I'm much taken with the sad figure of Saltwood, so involved and yet so lonely upon this strange land where he has chosen to make his stand for God. He often tries so hard, but cannot come to terms with his adversary, Africa, for faint-hearted and wavering, he lacks the horizonless vision to see beyond his present predicament. When he finds a 'vision' it is fore-doomed, tragic. One wants to be next to the man - to give him that nudge toward reality. But it can't be, and he seems destined to choose the wrong path. Perhaps not 'wrong' in the sense of just or unjust - not essentially so - but woefully misguided.
I continued to revise and add to the story ideas amid the intensive research that followed and later during the manuscript stage. So, for example, I provided twenty-one pages of plot lines and leads for Chapters XI and XII, the education and achievement of an Afrikaner 'puritan' beginning with an image of young Detleef van Doorn in the immediate aftermath of the Anglo-Boer War:
When the time came for Michener to write the first draft of the novel, some of my ideas would be scrapped but most found their way into The Covenant alongside Jim's own storytelling, as one might expect in any intimate collaboration between two writers.
The Education of a Puritan (excerpt from ELU plotting notes)
1902 May 31 Treaty of Vereeniging ends Boer War
1903 The rains came late that year... Much in the opening scene at Vrymeer evokes picture of the past, of the primitive conditions of early man here, of the Great Drought that drove the San away from this valley. First, we see Paul de Groot in the upper part of the valley where his farm Blinkfontein lies - like a broken, homeless dog, cowering in the ruin of his farmhouse. Even his blacks live better...
A few miles away, the neighboring Van Doorns: Jakobus (b.1848 d.1918), Johanna, his daughter (b.1880 d.?), her husband, Piet Krause (b.1876 d.?) and the child, Detleef (b.1895). They are living in an old wagon from the Trek?) outspanned behind the ruin of Vrymeer. The woman and child sleep in the wagon, the two men on the ground below...
In the town of Venlo is Miss Emmaline Broadhurst, one of Emily Hobhouse's helpers, passionate pro-Boer/anti-imperialist, now trying to organize a school for the children of the area. She has heard about Detleef, and is on her way to Vrymeer in her donkey cart when the thunderstorm breaks; the sparrow-thin spinster, age 33, arrives at Vrymeer as the deluge ends. First, when he learns that she is English, Jakobus van Doorn fingers his sjambok . Johanna remembers her as one of the Hobhouse girls and tells Van Doom that he must listen to what she has to say about Detleef. Van Doorn argues about the language of the conqueror in the mouths of slaves etc. . an argument that will be repeated by the blacks years later, when the Bantu Education Department, inspired by men with a 'separate' vision like Detleef van Doorn, gets underway.

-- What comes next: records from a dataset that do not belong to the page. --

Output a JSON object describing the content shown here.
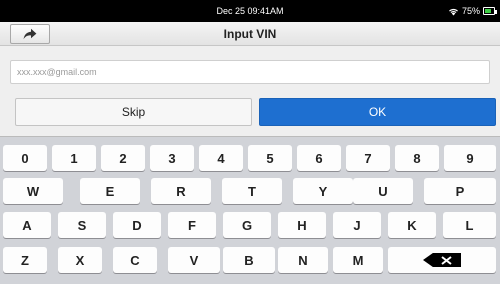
{
  "status_bar": {
    "time": "Dec 25 09:41AM",
    "battery_text": "75%",
    "battery_level": 0.75,
    "wifi_icon": "wifi-icon",
    "battery_color": "#3ecf45"
  },
  "header": {
    "title": "Input VIN",
    "back_icon": "share-arrow-icon"
  },
  "form": {
    "input_placeholder": "xxx.xxx@gmail.com",
    "input_value": ""
  },
  "buttons": {
    "skip_label": "Skip",
    "ok_label": "OK",
    "ok_color": "#1e6fd0"
  },
  "keyboard": {
    "rows": [
      [
        "0",
        "1",
        "2",
        "3",
        "4",
        "5",
        "6",
        "7",
        "8",
        "9"
      ],
      [
        "W",
        "E",
        "R",
        "T",
        "Y",
        "U",
        "P"
      ],
      [
        "A",
        "S",
        "D",
        "F",
        "G",
        "H",
        "J",
        "K",
        "L"
      ],
      [
        "Z",
        "X",
        "C",
        "V",
        "B",
        "N",
        "M"
      ]
    ],
    "backspace_icon": "backspace-icon"
  }
}
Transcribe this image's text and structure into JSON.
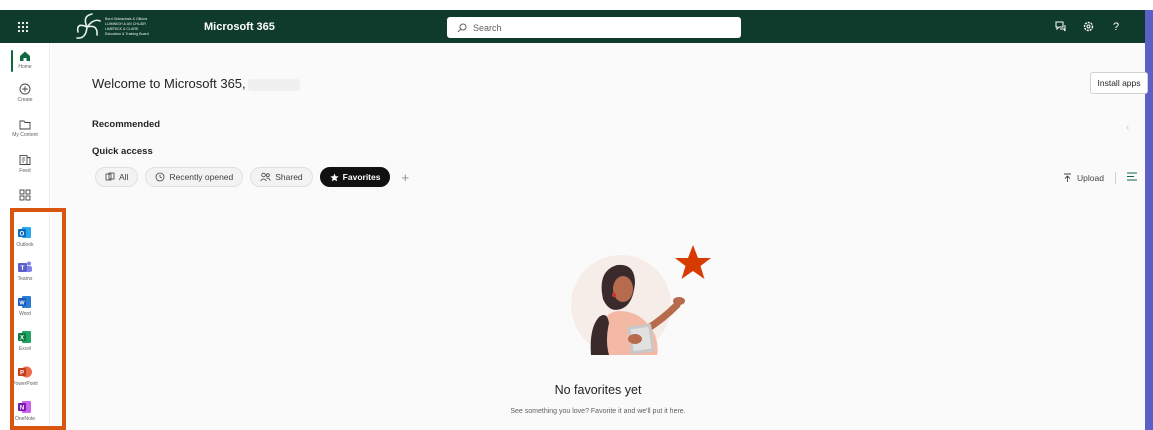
{
  "topbar": {
    "app_launcher_icon": "waffle-icon",
    "org_logo_lines": [
      "Bord Oideachais & Oiliúna",
      "LUIMNIGH & AN CHLÁIR",
      "LIMERICK & CLARE",
      "Education & Training Board"
    ],
    "app_name": "Microsoft 365",
    "search_placeholder": "Search",
    "icons": [
      "feedback-icon",
      "settings-icon",
      "help-icon"
    ],
    "help_label": "?",
    "background_color": "#0f3b2d"
  },
  "rail": {
    "items": [
      {
        "label": "Home",
        "icon": "home-icon",
        "active": true
      },
      {
        "label": "Create",
        "icon": "create-icon"
      },
      {
        "label": "My Content",
        "icon": "folder-icon"
      },
      {
        "label": "Feed",
        "icon": "feed-icon"
      },
      {
        "label": "",
        "icon": "apps-icon"
      }
    ],
    "apps": [
      {
        "label": "Outlook",
        "icon": "outlook-icon",
        "letter": "O",
        "color": "#0f6cbd"
      },
      {
        "label": "Teams",
        "icon": "teams-icon",
        "letter": "T",
        "color": "#5b5fc7"
      },
      {
        "label": "Word",
        "icon": "word-icon",
        "letter": "W",
        "color": "#185abd"
      },
      {
        "label": "Excel",
        "icon": "excel-icon",
        "letter": "X",
        "color": "#107c41"
      },
      {
        "label": "PowerPoint",
        "icon": "powerpoint-icon",
        "letter": "P",
        "color": "#c43e1c"
      },
      {
        "label": "OneNote",
        "icon": "onenote-icon",
        "letter": "N",
        "color": "#7719aa"
      }
    ],
    "highlight_color": "#d8560f"
  },
  "main": {
    "welcome": "Welcome to Microsoft 365,",
    "install_apps": "Install apps",
    "recommended": "Recommended",
    "quick_access": "Quick access",
    "filters": [
      {
        "label": "All",
        "icon": "all-files-icon",
        "active": false
      },
      {
        "label": "Recently opened",
        "icon": "clock-icon",
        "active": false
      },
      {
        "label": "Shared",
        "icon": "people-icon",
        "active": false
      },
      {
        "label": "Favorites",
        "icon": "star-icon",
        "active": true
      }
    ],
    "add_label": "+",
    "upload": "Upload",
    "empty_title": "No favorites yet",
    "empty_subtitle": "See something you love? Favorite it and we'll put it here."
  }
}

From 1903 to 1913, Detleef will be tutored, together with the other children of Venlo, by this remarkable Englishwoman. (but a time will come when, with the Broederbond fixing its grip on the town, Miss Broadhurst is no longer needed.) During this period, Jakobus van Doorn commences the reconstruction of Vrymeer. Approached with the suggestion that he go back to politics, he refuses, unwilling to participate in anything associated with England. Though gone, Milner remains the personification of evil, with van Doorn recalling Milner's December 1900 statement: " If 10 years hence there are three men of British race to two of Dutch, the country will be safe and prosperous. If there are three of Dutch and two of British, we shall have perpetual difficulty.